The architecture of this pillar is inspired by the Grec-Buddhist style and has a lot of resemblance to the Ashoka pillar at Sarnath but the Sanchi pillar does not have the Dharmachakra, unlike the Sarnath pillar.

Ashoka pillar, Vaishali

The Ashoka pillar at Vaishali was built by King Ashoka in the memory of Gautam Buddha’s last preaching that took place here. The lion at the top of the pillar facing towards the north direction is assumed to be the last voyage of Buddha. There are a brick stupa and a pond named Ramkund in the nearby area.

Lauriya Nandangarh Ashoka pillar, Patna

Lauriya gets its name from the pillar Laur built by Mauryan Emperor Ashoka and out of 40 pillars, only one remains. The 12m high pillar stands strong with the same glaze today and has inscriptions of six Ashokan edicts.
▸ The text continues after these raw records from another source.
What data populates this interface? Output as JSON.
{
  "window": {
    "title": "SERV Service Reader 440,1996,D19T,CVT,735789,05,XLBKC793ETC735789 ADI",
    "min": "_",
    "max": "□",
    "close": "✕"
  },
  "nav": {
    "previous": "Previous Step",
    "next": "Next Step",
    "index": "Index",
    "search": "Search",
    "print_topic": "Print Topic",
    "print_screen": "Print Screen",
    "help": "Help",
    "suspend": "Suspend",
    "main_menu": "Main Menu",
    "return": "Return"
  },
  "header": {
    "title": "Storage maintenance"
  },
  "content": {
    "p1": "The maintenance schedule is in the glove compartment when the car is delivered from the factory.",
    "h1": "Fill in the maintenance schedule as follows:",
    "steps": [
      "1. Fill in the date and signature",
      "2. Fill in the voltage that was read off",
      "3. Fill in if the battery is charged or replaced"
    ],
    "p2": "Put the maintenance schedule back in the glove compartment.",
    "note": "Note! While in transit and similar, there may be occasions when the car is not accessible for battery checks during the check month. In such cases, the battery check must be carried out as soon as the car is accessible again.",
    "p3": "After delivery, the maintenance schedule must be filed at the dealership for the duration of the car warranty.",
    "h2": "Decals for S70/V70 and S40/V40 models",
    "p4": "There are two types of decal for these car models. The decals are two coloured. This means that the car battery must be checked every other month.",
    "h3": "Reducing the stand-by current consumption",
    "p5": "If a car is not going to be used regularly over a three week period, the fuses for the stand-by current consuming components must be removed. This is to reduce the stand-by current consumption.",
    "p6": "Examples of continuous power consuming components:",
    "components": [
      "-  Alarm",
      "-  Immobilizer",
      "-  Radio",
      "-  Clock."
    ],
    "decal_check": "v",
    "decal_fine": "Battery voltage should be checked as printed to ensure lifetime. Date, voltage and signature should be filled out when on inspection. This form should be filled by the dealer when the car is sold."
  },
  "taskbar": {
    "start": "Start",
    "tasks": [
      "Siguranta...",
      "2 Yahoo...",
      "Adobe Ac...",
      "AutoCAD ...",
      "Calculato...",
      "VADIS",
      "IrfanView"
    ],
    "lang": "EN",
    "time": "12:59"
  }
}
At the top of the pillar, there is a lion in a crouching position. This 24m high and 457m circumference pillar is a prime tourist destination and one of the biggest pillars in India.

Importance of Ashoka pillar symbol

The Lion Capital Of Ashoka is adopted as the national emblem of India and it recognizes the teachings of Gautam Buddha. The four lions stand for power, courage, and confidence and pride.

The country commits to uphold peace and tolerance by embracing the phrase “Satyamev Jayate” that states “truth alone triumphs.” It is also used as the official signatory by the government of India. The national emblem is a source of inspiration for all Indians and is a symbol of unity of the diversified culture of India.

FAQs about Ashokan Pillar

What is the significance of Ashoka Pillars?

The edicts of King Ashoka on his pillars about the preachings of Buddha teach us Buddhist morals and values to lead a peaceful life. The motto on the National Emblem of India “Satyamev Jayate” makes every Indian remember that truth is the only way. One can find the national emblem on the currency, passport and many important documents.

Apart from ethics, these pillars have also become one of the best tourist destinations in India. People from all over the world come in huge numbers to take a glimpse of these marvelous pillars.

What do the four lions Symbolise?

The four lions of the national emblem stand for power, courage, and confidence and pride. The wheel is at the center of the abacus and a bull on the right representing hard work and steadfastness and a horse on the left representing loyalty, speed, and energy. The lotus below has been excluded.

The Ashoka pillars depict the age of the fierce and strong King Ashoka who later adopted teaching Buddha’s teachings to lead a non-violence way of life. The pillars were built in the 13th century but stand strong to date representing the firm construction. The intricately carved pictures of animals have made these pillars one of the most beautiful historical heritages.